* _EXERCISE PROMPT_
Reproduce each entry exactly as it reads. Leave the images out.

### RECORDS FOR PROCESSING

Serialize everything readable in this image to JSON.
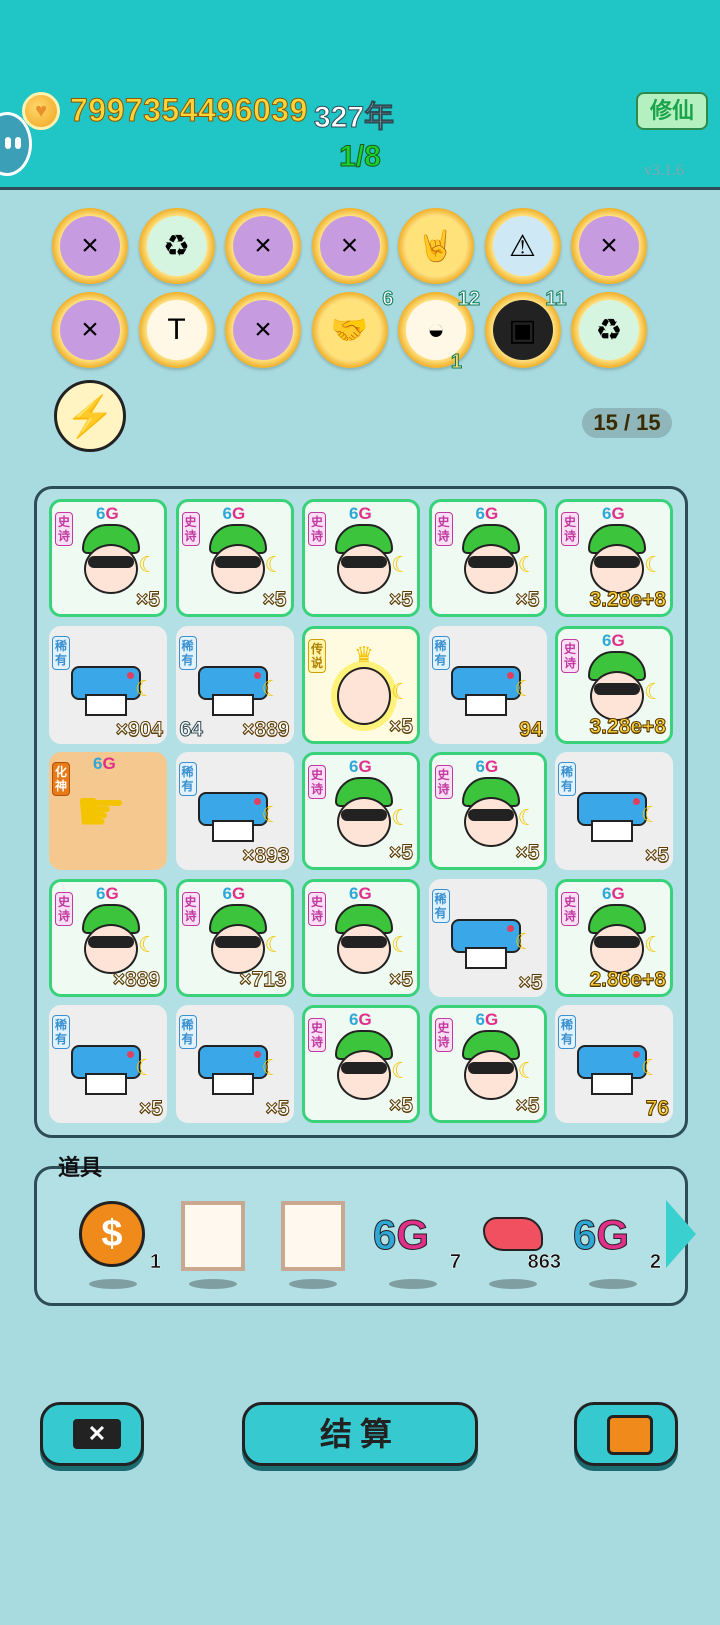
{
  "header": {
    "coins": "7997354496039",
    "years": "327年",
    "stage": "1/8",
    "cultivate_button": "修仙",
    "version": "v3.1.6"
  },
  "relics": {
    "row1": [
      {
        "icon": "math-formula-icon",
        "count": ""
      },
      {
        "icon": "recycle-icon",
        "count": ""
      },
      {
        "icon": "math-formula-icon",
        "count": ""
      },
      {
        "icon": "math-formula-icon",
        "count": ""
      },
      {
        "icon": "rock-hand-icon",
        "count": ""
      },
      {
        "icon": "printer-warning-icon",
        "count": ""
      },
      {
        "icon": "math-formula-icon",
        "count": ""
      }
    ],
    "row2": [
      {
        "icon": "math-formula-icon",
        "count": ""
      },
      {
        "icon": "time-magazine-icon",
        "count": ""
      },
      {
        "icon": "math-formula-icon",
        "count": ""
      },
      {
        "icon": "handshake-icon",
        "count": "6"
      },
      {
        "icon": "shell-icon",
        "count": "12",
        "sub": "1"
      },
      {
        "icon": "chip-icon",
        "count": "11"
      },
      {
        "icon": "recycle-icon",
        "count": ""
      }
    ]
  },
  "board_count": "15 / 15",
  "board": [
    [
      {
        "type": "face",
        "tag": "史诗",
        "g6": true,
        "value": "×5"
      },
      {
        "type": "face",
        "tag": "史诗",
        "g6": true,
        "value": "×5"
      },
      {
        "type": "face",
        "tag": "史诗",
        "g6": true,
        "value": "×5"
      },
      {
        "type": "face",
        "tag": "史诗",
        "g6": true,
        "value": "×5"
      },
      {
        "type": "face",
        "tag": "史诗",
        "g6": true,
        "value": "3.28e+8"
      }
    ],
    [
      {
        "type": "printer",
        "tag": "稀有",
        "value": "×904"
      },
      {
        "type": "printer",
        "tag": "稀有",
        "level": "64",
        "value": "×889"
      },
      {
        "type": "king",
        "tag": "传说",
        "value": "×5"
      },
      {
        "type": "printer",
        "tag": "稀有",
        "value": "94"
      },
      {
        "type": "face",
        "tag": "史诗",
        "g6": true,
        "value": "3.28e+8"
      }
    ],
    [
      {
        "type": "hand",
        "tag": "化神",
        "g6": true,
        "value": ""
      },
      {
        "type": "printer",
        "tag": "稀有",
        "value": "×893"
      },
      {
        "type": "face",
        "tag": "史诗",
        "g6": true,
        "value": "×5"
      },
      {
        "type": "face",
        "tag": "史诗",
        "g6": true,
        "value": "×5"
      },
      {
        "type": "printer",
        "tag": "稀有",
        "value": "×5"
      }
    ],
    [
      {
        "type": "face",
        "tag": "史诗",
        "g6": true,
        "value": "×889"
      },
      {
        "type": "face",
        "tag": "史诗",
        "g6": true,
        "value": "×713"
      },
      {
        "type": "face",
        "tag": "史诗",
        "g6": true,
        "value": "×5"
      },
      {
        "type": "printer",
        "tag": "稀有",
        "value": "×5"
      },
      {
        "type": "face",
        "tag": "史诗",
        "g6": true,
        "value": "2.86e+8"
      }
    ],
    [
      {
        "type": "printer",
        "tag": "稀有",
        "value": "×5"
      },
      {
        "type": "printer",
        "tag": "稀有",
        "value": "×5"
      },
      {
        "type": "face",
        "tag": "史诗",
        "g6": true,
        "value": "×5"
      },
      {
        "type": "face",
        "tag": "史诗",
        "g6": true,
        "value": "×5"
      },
      {
        "type": "printer",
        "tag": "稀有",
        "value": "76"
      }
    ]
  ],
  "items": {
    "label": "道具",
    "list": [
      {
        "icon": "dollar-coin-icon",
        "count": "1"
      },
      {
        "icon": "empty-frame-icon",
        "count": ""
      },
      {
        "icon": "empty-frame-icon",
        "count": ""
      },
      {
        "icon": "6g-icon",
        "count": "7"
      },
      {
        "icon": "liver-icon",
        "count": "863"
      },
      {
        "icon": "6g-icon",
        "count": "2"
      }
    ]
  },
  "buttons": {
    "settle": "结算"
  }
}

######

* _RESPONSE AREA_
Serialize everything readable in this image to JSON.
{
  "header": {
    "coins": "7997354496039",
    "years": "327年",
    "stage": "1/8",
    "cultivate_button": "修仙",
    "version": "v3.1.6"
  },
  "relics": {
    "row1": [
      {
        "icon": "math-formula-icon",
        "count": ""
      },
      {
        "icon": "recycle-icon",
        "count": ""
      },
      {
        "icon": "math-formula-icon",
        "count": ""
      },
      {
        "icon": "math-formula-icon",
        "count": ""
      },
      {
        "icon": "rock-hand-icon",
        "count": ""
      },
      {
        "icon": "printer-warning-icon",
        "count": ""
      },
      {
        "icon": "math-formula-icon",
        "count": ""
      }
    ],
    "row2": [
      {
        "icon": "math-formula-icon",
        "count": ""
      },
      {
        "icon": "time-magazine-icon",
        "count": ""
      },
      {
        "icon": "math-formula-icon",
        "count": ""
      },
      {
        "icon": "handshake-icon",
        "count": "6"
      },
      {
        "icon": "shell-icon",
        "count": "12",
        "sub": "1"
      },
      {
        "icon": "chip-icon",
        "count": "11"
      },
      {
        "icon": "recycle-icon",
        "count": ""
      }
    ]
  },
  "board_count": "15 / 15",
  "board": [
    [
      {
        "type": "face",
        "tag": "史诗",
        "g6": true,
        "value": "×5"
      },
      {
        "type": "face",
        "tag": "史诗",
        "g6": true,
        "value": "×5"
      },
      {
        "type": "face",
        "tag": "史诗",
        "g6": true,
        "value": "×5"
      },
      {
        "type": "face",
        "tag": "史诗",
        "g6": true,
        "value": "×5"
      },
      {
        "type": "face",
        "tag": "史诗",
        "g6": true,
        "value": "3.28e+8"
      }
    ],
    [
      {
        "type": "printer",
        "tag": "稀有",
        "value": "×904"
      },
      {
        "type": "printer",
        "tag": "稀有",
        "level": "64",
        "value": "×889"
      },
      {
        "type": "king",
        "tag": "传说",
        "value": "×5"
      },
      {
        "type": "printer",
        "tag": "稀有",
        "value": "94"
      },
      {
        "type": "face",
        "tag": "史诗",
        "g6": true,
        "value": "3.28e+8"
      }
    ],
    [
      {
        "type": "hand",
        "tag": "化神",
        "g6": true,
        "value": ""
      },
      {
        "type": "printer",
        "tag": "稀有",
        "value": "×893"
      },
      {
        "type": "face",
        "tag": "史诗",
        "g6": true,
        "value": "×5"
      },
      {
        "type": "face",
        "tag": "史诗",
        "g6": true,
        "value": "×5"
      },
      {
        "type": "printer",
        "tag": "稀有",
        "value": "×5"
      }
    ],
    [
      {
        "type": "face",
        "tag": "史诗",
        "g6": true,
        "value": "×889"
      },
      {
        "type": "face",
        "tag": "史诗",
        "g6": true,
        "value": "×713"
      },
      {
        "type": "face",
        "tag": "史诗",
        "g6": true,
        "value": "×5"
      },
      {
        "type": "printer",
        "tag": "稀有",
        "value": "×5"
      },
      {
        "type": "face",
        "tag": "史诗",
        "g6": true,
        "value": "2.86e+8"
      }
    ],
    [
      {
        "type": "printer",
        "tag": "稀有",
        "value": "×5"
      },
      {
        "type": "printer",
        "tag": "稀有",
        "value": "×5"
      },
      {
        "type": "face",
        "tag": "史诗",
        "g6": true,
        "value": "×5"
      },
      {
        "type": "face",
        "tag": "史诗",
        "g6": true,
        "value": "×5"
      },
      {
        "type": "printer",
        "tag": "稀有",
        "value": "76"
      }
    ]
  ],
  "items": {
    "label": "道具",
    "list": [
      {
        "icon": "dollar-coin-icon",
        "count": "1"
      },
      {
        "icon": "empty-frame-icon",
        "count": ""
      },
      {
        "icon": "empty-frame-icon",
        "count": ""
      },
      {
        "icon": "6g-icon",
        "count": "7"
      },
      {
        "icon": "liver-icon",
        "count": "863"
      },
      {
        "icon": "6g-icon",
        "count": "2"
      }
    ]
  },
  "buttons": {
    "settle": "结算"
  }
}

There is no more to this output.